It’s a great feeling your having colleagues come up to you and ask if a module you’ve made could solve their problem. An even more incredible feeling, however, is when they don’t even have to ask, and you notice it later on in a piece of code you didn’t write.

Another beneficial side-effect is that you’ll be finding yourself having fruitful discussions with your colleagues about how to write code that’s easy to use and understand. Imagine decreasing the “Crap, I can’t believe I have to use module” scenarios and increasing the “Sweet, this module solves my problem” scenarios.

”Any fool can write code that a computer can understand. Good programmers write code that humans can understand.” – Martin Fowler

Have the ideal solution in mind

Whenever I get a new assignment, I always try to think about the ideal solution before I start coding.

When coming up with the ideal solution the following rules apply:

  1. There are no time constraints. Imagine you have all the time in the world to do whatever you want.
  2. There are no architectural constraints. Imagine you could use whatever library you want and don’t have to use anything you don’t like.
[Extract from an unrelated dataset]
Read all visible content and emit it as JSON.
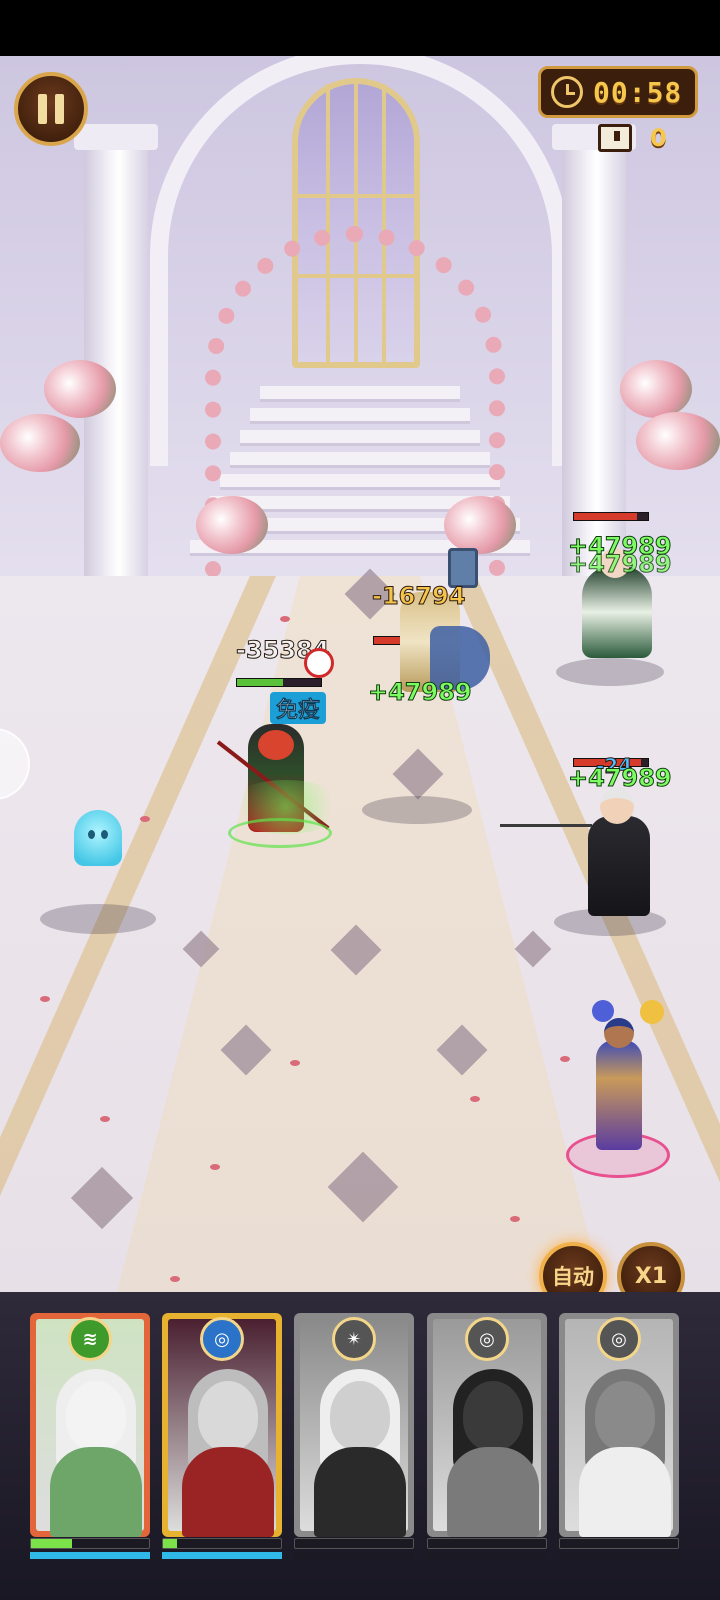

Keeping these two rules in mind, I come up with the ideal way I would like to develop the project. Naturally, it’s very rare that I’ll get to execute the ideal plan.

But now I that I know what the ideal solution is, I have something to strive for. When I go back to the annoying reality of deadlines and architectural constraints, I try to remain as close to the ideal as possible.

Another great thing about this approach is that it helps me to sidestep the groupthink trap of “We’ve always done things this way up until now, so that’s how we should do new things too.”

Sometimes, you’ll find yourself asking for extra time so you could get a little closer to the ideal outcome. And since you now have a clear picture of what you’d like to achieve, you’ll have a much easier time justifying it.

Challenging JavaScript Development

The habits of constant learning and challenging yourself isn’t an easy one to develop. But once you get the hang of it, you’ll find them priceless.

It’s the easiest thing in the world to become cynical about our craft and develop a “nothing new under the sun” mentality.

But the truth is, every open source project we use and every assignment we get is another chance for us to leverage our learning skills and become better developers overall.